I just finished the course “From scratch to your first document with LaTeX” held by Davide Murari on the Udemy platform. The course allowed me to review some basic concepts and packages necessary for the layout as well as improving the mathematical syntax.


The course deals in a very practical way with everything you need to write the first structured document in LaTeX. It is focused on using LaTeX in a mathematical context but the notions are easily extensible to any field.

The teacher refers to the 80-20 rule, which is a principle according to which more than 80% of what will be needed to actually write in LaTeX can be reached with the knowledge of 20% of the actual functionalities.
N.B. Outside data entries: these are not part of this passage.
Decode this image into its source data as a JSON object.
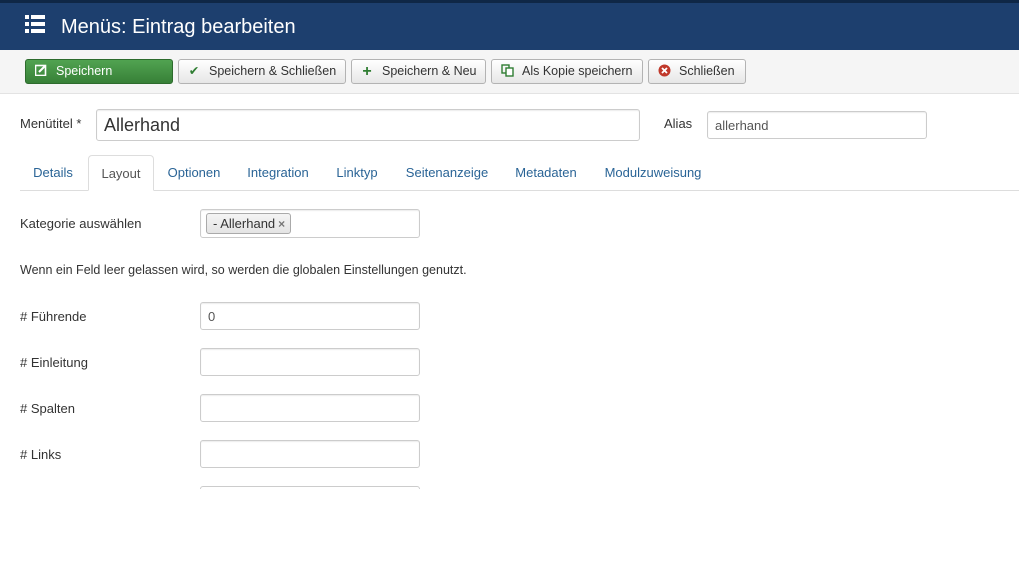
{
  "header": {
    "title": "Menüs: Eintrag bearbeiten",
    "icon": "list-icon"
  },
  "toolbar": {
    "save": "Speichern",
    "save_close": "Speichern & Schließen",
    "save_new": "Speichern & Neu",
    "save_copy": "Als Kopie speichern",
    "close": "Schließen"
  },
  "form": {
    "title_label": "Menütitel *",
    "title_value": "Allerhand",
    "alias_label": "Alias",
    "alias_value": "allerhand"
  },
  "tabs": [
    "Details",
    "Layout",
    "Optionen",
    "Integration",
    "Linktyp",
    "Seitenanzeige",
    "Metadaten",
    "Modulzuweisung"
  ],
  "active_tab": "Layout",
  "layout": {
    "category_label": "Kategorie auswählen",
    "category_chip": "- Allerhand",
    "note": "Wenn ein Feld leer gelassen wird, so werden die globalen Einstellungen genutzt.",
    "fields": [
      {
        "label": "# Führende",
        "value": "0"
      },
      {
        "label": "# Einleitung",
        "value": ""
      },
      {
        "label": "# Spalten",
        "value": ""
      },
      {
        "label": "# Links",
        "value": ""
      }
    ]
  },
  "colors": {
    "header_bg": "#1d3f6e",
    "save_button": "#46a046",
    "link": "#2a6496"
  }
}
Principle that, in my case, has proved more than valid, especially given the possibility to expand the functionality of the editor indefinitely by adding additional packages.
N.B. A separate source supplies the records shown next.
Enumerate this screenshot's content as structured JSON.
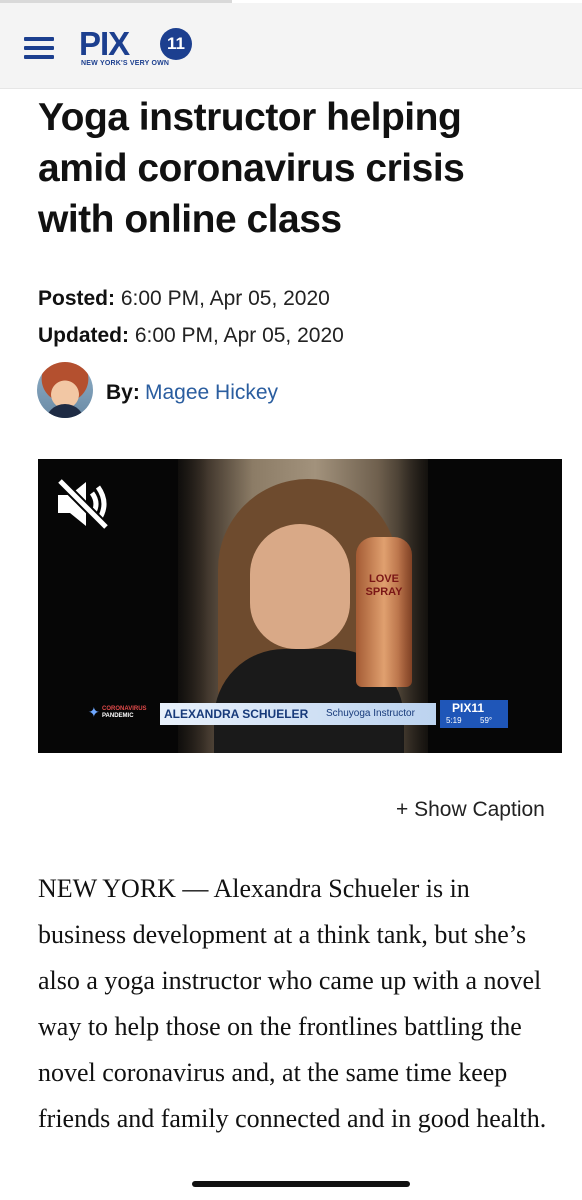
{
  "header": {
    "logo_word": "PIX",
    "logo_number": "11",
    "logo_tagline": "NEW YORK'S VERY OWN"
  },
  "article": {
    "headline": "Yoga instructor helping amid coronavirus crisis with online class",
    "posted_label": "Posted:",
    "posted_value": "6:00 PM, Apr 05, 2020",
    "updated_label": "Updated:",
    "updated_value": "6:00 PM, Apr 05, 2020",
    "by_label": "By:",
    "author": "Magee Hickey",
    "body": "NEW YORK — Alexandra Schueler is in business development at a think tank, but she’s also a yoga instructor who came up with a novel way to help those on the frontlines battling the novel coronavirus and, at the same time keep friends and family connected and in good health."
  },
  "video": {
    "can_text": "LOVE SPRAY",
    "tag_top": "CORONAVIRUS",
    "tag_bottom": "PANDEMIC",
    "lower_third_name": "ALEXANDRA SCHUELER",
    "lower_third_role": "Schuyoga Instructor",
    "station": "PIX11",
    "time": "5:19",
    "temperature": "59°",
    "muted": true
  },
  "caption_toggle": "+ Show Caption",
  "colors": {
    "brand_blue": "#1c3f8f",
    "author_link": "#2a5d9f",
    "header_bg": "#f4f4f4"
  }
}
Various topics are addressed such as:

  • Editor to write in LaTex and collaborate on documents
  • Create PDF as a document and as slides for presentations
  • Organization in chapters, sections and paragraphs
  • Inline formulas, numbering and special characters
  • Mathematical notation, pseudocode algorithms and codes
  • Custom commands
  • Layout, font and personalization
  • Tables and pictures
  • Bibliography, sources and citations


Also written LATEX and pronounced / ˈlatek / is a markup language for preparing texts based on TEX typesetting. It provides various functions for the layout and production of editorial products such as numbering, cross-references, tables and figures, page organization, bibliographies. It can also make presentations by including the Beamer class.

Therefore It is distributed under a free software license which has made it available for any architecture. Unlike the classic text editors that we are used to seeing, which are based on the WYSIWYG paradigm, with LaTeX you write a text essentially worrying about the content. It will be the editor who takes care, during the compilation phase, of the actual form. The WYSIWYG (What You See Is What You Get) paradigm collides with the WYSIWYM (What You See is What You Mean) approach. This allows the author to deal only with the conventions initially and then concentrate only on the content leaving the form to the semi-automated conventions of the editor.

Documents can be written using different classes as well as standard formats, such as:

  • book,
  • article
  • letters
  • report
  • beamer

Add to this the ability to find and create a huge number of custom classes to meet specific editorial needs.

Furthermore, the language has found wide diffusion in the academic world thanks to the quick and clean layout of mathematical formulas, which is then also used in most commercial word processors.

For example:

\nabla \times\bold E =-j\omega \mu \bold H\quad \\
\nabla \times\bold  H =j\omega \epsilon \bold E+\bold J \quad  \\
\nabla \cdot\bold  D=\rho \quad  \\
\nabla \cdot \bold B=0 \quad 
\nabla \times\bold E =-j\omega \mu \bold H\quad \\
\nabla \times\bold  H =j\omega \epsilon \bold E+\bold J \quad  \\
\nabla \cdot\bold  D=\rho \quad  \\
\nabla \cdot \bold B=0 \quad 


A very simple and smart text editor for LaTeX is also shown in the course. The editor in question, Overleaf, is available online and also allows you to work in sharing. It is very convenient and allows you to automatically proceed with the insertion of new environments. In addition, it contains several templates and additional packages.

For example:

To the ease of use is added the ability to keep a history of documents, observing what has been added and removed and the ability to restore previous versions. Everything is online and therefore allows you to access your work from anywhere in the world or to work synchronized files offline from Dropbox and GitHub.

For example, to initialize a document:


\date{October 2021}